> [Work to be completed] From the first line to the last, give the listing again exactly.

> [Records provided]
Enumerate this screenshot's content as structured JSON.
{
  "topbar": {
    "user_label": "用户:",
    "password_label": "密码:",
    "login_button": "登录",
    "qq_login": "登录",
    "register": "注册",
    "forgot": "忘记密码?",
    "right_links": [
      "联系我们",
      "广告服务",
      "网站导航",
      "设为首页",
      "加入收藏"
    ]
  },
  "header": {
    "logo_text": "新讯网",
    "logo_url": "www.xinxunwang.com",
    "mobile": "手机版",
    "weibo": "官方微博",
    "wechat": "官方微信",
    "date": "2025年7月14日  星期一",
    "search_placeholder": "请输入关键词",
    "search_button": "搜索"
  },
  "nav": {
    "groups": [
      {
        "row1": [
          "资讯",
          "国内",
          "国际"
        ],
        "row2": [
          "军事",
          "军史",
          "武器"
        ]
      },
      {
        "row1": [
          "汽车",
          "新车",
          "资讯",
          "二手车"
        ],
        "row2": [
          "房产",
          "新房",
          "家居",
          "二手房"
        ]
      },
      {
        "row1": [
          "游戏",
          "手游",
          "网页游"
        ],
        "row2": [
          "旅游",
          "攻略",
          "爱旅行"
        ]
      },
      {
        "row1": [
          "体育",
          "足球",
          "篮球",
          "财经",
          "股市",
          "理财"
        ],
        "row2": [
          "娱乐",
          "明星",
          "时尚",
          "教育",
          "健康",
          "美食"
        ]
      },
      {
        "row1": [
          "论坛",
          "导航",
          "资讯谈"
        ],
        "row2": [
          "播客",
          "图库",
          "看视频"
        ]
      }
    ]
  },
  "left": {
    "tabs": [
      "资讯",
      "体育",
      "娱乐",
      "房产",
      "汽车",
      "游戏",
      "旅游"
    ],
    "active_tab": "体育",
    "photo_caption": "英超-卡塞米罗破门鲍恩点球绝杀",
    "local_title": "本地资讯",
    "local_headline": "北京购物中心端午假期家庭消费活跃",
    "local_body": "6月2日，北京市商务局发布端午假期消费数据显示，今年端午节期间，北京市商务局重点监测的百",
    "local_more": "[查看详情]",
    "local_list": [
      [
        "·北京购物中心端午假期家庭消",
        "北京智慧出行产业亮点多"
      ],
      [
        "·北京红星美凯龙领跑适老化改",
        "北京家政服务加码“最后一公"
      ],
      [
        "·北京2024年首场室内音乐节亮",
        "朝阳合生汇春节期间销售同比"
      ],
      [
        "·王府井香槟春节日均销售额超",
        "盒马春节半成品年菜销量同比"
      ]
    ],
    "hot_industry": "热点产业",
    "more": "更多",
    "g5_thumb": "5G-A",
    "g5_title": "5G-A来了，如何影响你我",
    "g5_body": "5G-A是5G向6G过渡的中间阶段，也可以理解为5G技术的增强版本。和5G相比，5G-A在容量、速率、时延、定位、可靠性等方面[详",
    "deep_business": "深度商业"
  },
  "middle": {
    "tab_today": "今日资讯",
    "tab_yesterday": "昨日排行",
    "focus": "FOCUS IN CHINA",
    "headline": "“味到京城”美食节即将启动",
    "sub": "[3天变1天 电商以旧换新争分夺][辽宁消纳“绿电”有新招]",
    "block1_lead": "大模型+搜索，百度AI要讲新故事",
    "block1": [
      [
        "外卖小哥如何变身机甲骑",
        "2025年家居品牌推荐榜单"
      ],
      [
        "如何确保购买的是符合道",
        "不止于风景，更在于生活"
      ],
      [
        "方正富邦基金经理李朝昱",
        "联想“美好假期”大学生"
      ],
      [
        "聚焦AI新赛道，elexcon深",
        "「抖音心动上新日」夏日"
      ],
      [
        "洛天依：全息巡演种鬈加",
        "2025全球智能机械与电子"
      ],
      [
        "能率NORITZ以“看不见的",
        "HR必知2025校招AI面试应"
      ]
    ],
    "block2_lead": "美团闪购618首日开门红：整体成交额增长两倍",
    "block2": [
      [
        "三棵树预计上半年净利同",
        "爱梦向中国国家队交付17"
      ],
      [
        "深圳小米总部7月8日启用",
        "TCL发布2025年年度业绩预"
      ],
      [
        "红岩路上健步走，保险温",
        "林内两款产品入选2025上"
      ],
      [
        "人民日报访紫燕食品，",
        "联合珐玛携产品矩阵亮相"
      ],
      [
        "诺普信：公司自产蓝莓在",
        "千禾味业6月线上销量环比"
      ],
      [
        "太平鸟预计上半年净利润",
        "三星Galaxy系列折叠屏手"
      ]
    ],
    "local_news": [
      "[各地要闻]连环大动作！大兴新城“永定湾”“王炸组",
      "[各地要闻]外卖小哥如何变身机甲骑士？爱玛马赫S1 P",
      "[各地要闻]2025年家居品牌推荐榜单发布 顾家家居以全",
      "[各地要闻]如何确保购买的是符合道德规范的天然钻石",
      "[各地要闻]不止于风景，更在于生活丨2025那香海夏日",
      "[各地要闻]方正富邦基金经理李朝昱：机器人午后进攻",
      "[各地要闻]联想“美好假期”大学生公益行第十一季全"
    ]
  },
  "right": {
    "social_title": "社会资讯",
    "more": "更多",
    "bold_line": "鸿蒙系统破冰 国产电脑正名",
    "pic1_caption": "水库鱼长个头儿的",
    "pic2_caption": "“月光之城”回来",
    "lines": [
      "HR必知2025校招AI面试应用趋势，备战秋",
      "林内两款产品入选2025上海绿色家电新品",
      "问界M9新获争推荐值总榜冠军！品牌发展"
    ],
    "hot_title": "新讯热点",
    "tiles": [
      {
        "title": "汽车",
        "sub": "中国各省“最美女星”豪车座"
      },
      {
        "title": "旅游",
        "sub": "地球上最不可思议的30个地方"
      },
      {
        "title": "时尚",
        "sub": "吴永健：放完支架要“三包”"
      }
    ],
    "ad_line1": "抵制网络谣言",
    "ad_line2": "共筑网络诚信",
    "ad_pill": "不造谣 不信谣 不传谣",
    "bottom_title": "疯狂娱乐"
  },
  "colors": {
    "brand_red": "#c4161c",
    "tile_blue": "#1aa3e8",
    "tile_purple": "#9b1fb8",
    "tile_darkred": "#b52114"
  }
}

> [Response to this task]
Enumerate this screenshot's content as structured JSON.
{
  "topbar": {
    "user_label": "用户:",
    "password_label": "密码:",
    "login_button": "登录",
    "qq_login": "登录",
    "register": "注册",
    "forgot": "忘记密码?",
    "right_links": [
      "联系我们",
      "广告服务",
      "网站导航",
      "设为首页",
      "加入收藏"
    ]
  },
  "header": {
    "logo_text": "新讯网",
    "logo_url": "www.xinxunwang.com",
    "mobile": "手机版",
    "weibo": "官方微博",
    "wechat": "官方微信",
    "date": "2025年7月14日  星期一",
    "search_placeholder": "请输入关键词",
    "search_button": "搜索"
  },
  "nav": {
    "groups": [
      {
        "row1": [
          "资讯",
          "国内",
          "国际"
        ],
        "row2": [
          "军事",
          "军史",
          "武器"
        ]
      },
      {
        "row1": [
          "汽车",
          "新车",
          "资讯",
          "二手车"
        ],
        "row2": [
          "房产",
          "新房",
          "家居",
          "二手房"
        ]
      },
      {
        "row1": [
          "游戏",
          "手游",
          "网页游"
        ],
        "row2": [
          "旅游",
          "攻略",
          "爱旅行"
        ]
      },
      {
        "row1": [
          "体育",
          "足球",
          "篮球",
          "财经",
          "股市",
          "理财"
        ],
        "row2": [
          "娱乐",
          "明星",
          "时尚",
          "教育",
          "健康",
          "美食"
        ]
      },
      {
        "row1": [
          "论坛",
          "导航",
          "资讯谈"
        ],
        "row2": [
          "播客",
          "图库",
          "看视频"
        ]
      }
    ]
  },
  "left": {
    "tabs": [
      "资讯",
      "体育",
      "娱乐",
      "房产",
      "汽车",
      "游戏",
      "旅游"
    ],
    "active_tab": "体育",
    "photo_caption": "英超-卡塞米罗破门鲍恩点球绝杀",
    "local_title": "本地资讯",
    "local_headline": "北京购物中心端午假期家庭消费活跃",
    "local_body": "6月2日，北京市商务局发布端午假期消费数据显示，今年端午节期间，北京市商务局重点监测的百",
    "local_more": "[查看详情]",
    "local_list": [
      [
        "·北京购物中心端午假期家庭消",
        "北京智慧出行产业亮点多"
      ],
      [
        "·北京红星美凯龙领跑适老化改",
        "北京家政服务加码“最后一公"
      ],
      [
        "·北京2024年首场室内音乐节亮",
        "朝阳合生汇春节期间销售同比"
      ],
      [
        "·王府井香槟春节日均销售额超",
        "盒马春节半成品年菜销量同比"
      ]
    ],
    "hot_industry": "热点产业",
    "more": "更多",
    "g5_thumb": "5G-A",
    "g5_title": "5G-A来了，如何影响你我",
    "g5_body": "5G-A是5G向6G过渡的中间阶段，也可以理解为5G技术的增强版本。和5G相比，5G-A在容量、速率、时延、定位、可靠性等方面[详",
    "deep_business": "深度商业"
  },
  "middle": {
    "tab_today": "今日资讯",
    "tab_yesterday": "昨日排行",
    "focus": "FOCUS IN CHINA",
    "headline": "“味到京城”美食节即将启动",
    "sub": "[3天变1天 电商以旧换新争分夺][辽宁消纳“绿电”有新招]",
    "block1_lead": "大模型+搜索，百度AI要讲新故事",
    "block1": [
      [
        "外卖小哥如何变身机甲骑",
        "2025年家居品牌推荐榜单"
      ],
      [
        "如何确保购买的是符合道",
        "不止于风景，更在于生活"
      ],
      [
        "方正富邦基金经理李朝昱",
        "联想“美好假期”大学生"
      ],
      [
        "聚焦AI新赛道，elexcon深",
        "「抖音心动上新日」夏日"
      ],
      [
        "洛天依：全息巡演种鬈加",
        "2025全球智能机械与电子"
      ],
      [
        "能率NORITZ以“看不见的",
        "HR必知2025校招AI面试应"
      ]
    ],
    "block2_lead": "美团闪购618首日开门红：整体成交额增长两倍",
    "block2": [
      [
        "三棵树预计上半年净利同",
        "爱梦向中国国家队交付17"
      ],
      [
        "深圳小米总部7月8日启用",
        "TCL发布2025年年度业绩预"
      ],
      [
        "红岩路上健步走，保险温",
        "林内两款产品入选2025上"
      ],
      [
        "人民日报访紫燕食品，",
        "联合珐玛携产品矩阵亮相"
      ],
      [
        "诺普信：公司自产蓝莓在",
        "千禾味业6月线上销量环比"
      ],
      [
        "太平鸟预计上半年净利润",
        "三星Galaxy系列折叠屏手"
      ]
    ],
    "local_news": [
      "[各地要闻]连环大动作！大兴新城“永定湾”“王炸组",
      "[各地要闻]外卖小哥如何变身机甲骑士？爱玛马赫S1 P",
      "[各地要闻]2025年家居品牌推荐榜单发布 顾家家居以全",
      "[各地要闻]如何确保购买的是符合道德规范的天然钻石",
      "[各地要闻]不止于风景，更在于生活丨2025那香海夏日",
      "[各地要闻]方正富邦基金经理李朝昱：机器人午后进攻",
      "[各地要闻]联想“美好假期”大学生公益行第十一季全"
    ]
  },
  "right": {
    "social_title": "社会资讯",
    "more": "更多",
    "bold_line": "鸿蒙系统破冰 国产电脑正名",
    "pic1_caption": "水库鱼长个头儿的",
    "pic2_caption": "“月光之城”回来",
    "lines": [
      "HR必知2025校招AI面试应用趋势，备战秋",
      "林内两款产品入选2025上海绿色家电新品",
      "问界M9新获争推荐值总榜冠军！品牌发展"
    ],
    "hot_title": "新讯热点",
    "tiles": [
      {
        "title": "汽车",
        "sub": "中国各省“最美女星”豪车座"
      },
      {
        "title": "旅游",
        "sub": "地球上最不可思议的30个地方"
      },
      {
        "title": "时尚",
        "sub": "吴永健：放完支架要“三包”"
      }
    ],
    "ad_line1": "抵制网络谣言",
    "ad_line2": "共筑网络诚信",
    "ad_pill": "不造谣 不信谣 不传谣",
    "bottom_title": "疯狂娱乐"
  },
  "colors": {
    "brand_red": "#c4161c",
    "tile_blue": "#1aa3e8",
    "tile_purple": "#9b1fb8",
    "tile_darkred": "#b52114"
  }
}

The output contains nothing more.